Stored records
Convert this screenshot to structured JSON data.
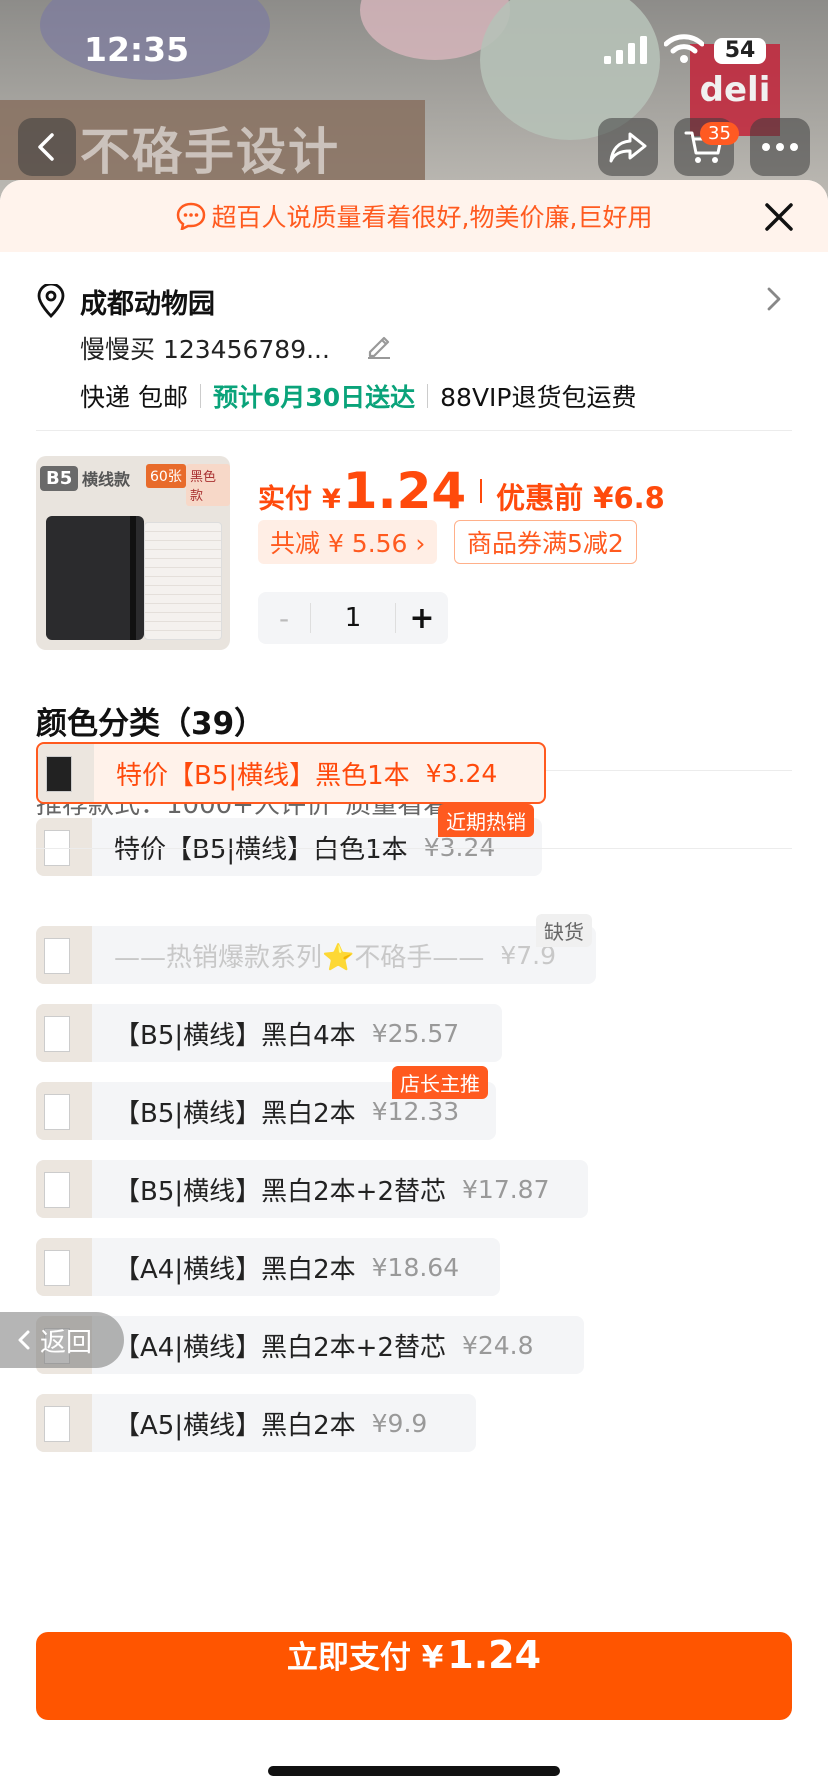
{
  "status_bar": {
    "time": "12:35",
    "battery": "54"
  },
  "header": {
    "cart_count": "35",
    "background_ghost_text": "不硌手设计",
    "brand_logo": "deli"
  },
  "notice": {
    "text": "超百人说质量看着很好,物美价廉,巨好用"
  },
  "address": {
    "name": "成都动物园",
    "person": "慢慢买  123456789...",
    "shipping": "快递 包邮",
    "eta": "预计6月30日送达",
    "vip": "88VIP退货包运费"
  },
  "product": {
    "thumb_tag": "B5",
    "thumb_label": "横线款",
    "thumb_badge1": "60张",
    "thumb_badge2": "黑色款",
    "pay_label": "实付",
    "pay_yen": "¥",
    "pay_price": "1.24",
    "orig_label": "优惠前 ¥6.8",
    "reduce_chip": "共减 ¥ 5.56 ›",
    "coupon_chip": "商品券满5减2",
    "quantity": "1",
    "minus": "-",
    "plus": "+"
  },
  "color_section": {
    "title": "颜色分类（39）",
    "recommend": "推荐款式：1000+人评价“质量看着很好”"
  },
  "skus": [
    {
      "name": "特价【B5|横线】黑色1本",
      "price": "¥3.24",
      "state": "selected"
    },
    {
      "name": "特价【B5|横线】白色1本",
      "price": "¥3.24",
      "tag": "近期热销"
    },
    {
      "name": "——热销爆款系列⭐不硌手——",
      "price": "¥7.9",
      "tag": "缺货",
      "state": "disabled"
    },
    {
      "name": "【B5|横线】黑白4本",
      "price": "¥25.57"
    },
    {
      "name": "【B5|横线】黑白2本",
      "price": "¥12.33",
      "tag": "店长主推"
    },
    {
      "name": "【B5|横线】黑白2本+2替芯",
      "price": "¥17.87"
    },
    {
      "name": "【A4|横线】黑白2本",
      "price": "¥18.64"
    },
    {
      "name": "【A4|横线】黑白2本+2替芯",
      "price": "¥24.8"
    },
    {
      "name": "【A5|横线】黑白2本",
      "price": "¥9.9"
    }
  ],
  "float_back": {
    "label": "返回"
  },
  "pay_button": {
    "label": "立即支付 ¥",
    "amount": "1.24"
  },
  "colors": {
    "accent": "#ff5500",
    "eta_green": "#0aa37a"
  },
  "icons": [
    "back-icon",
    "share-icon",
    "cart-icon",
    "more-icon",
    "chat-icon",
    "close-icon",
    "location-pin-icon",
    "chevron-right-icon",
    "edit-icon",
    "signal-icon",
    "wifi-icon"
  ]
}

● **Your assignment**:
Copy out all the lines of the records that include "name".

● **Expected answer**:
    "name": "成都动物园",
      "name": "特价【B5|横线】黑色1本",
      "name": "特价【B5|横线】白色1本",
      "name": "——热销爆款系列⭐不硌手——",
      "name": "【B5|横线】黑白4本",
      "name": "【B5|横线】黑白2本",
      "name": "【B5|横线】黑白2本+2替芯",
      "name": "【A4|横线】黑白2本",
      "name": "【A4|横线】黑白2本+2替芯",
      "name": "【A5|横线】黑白2本",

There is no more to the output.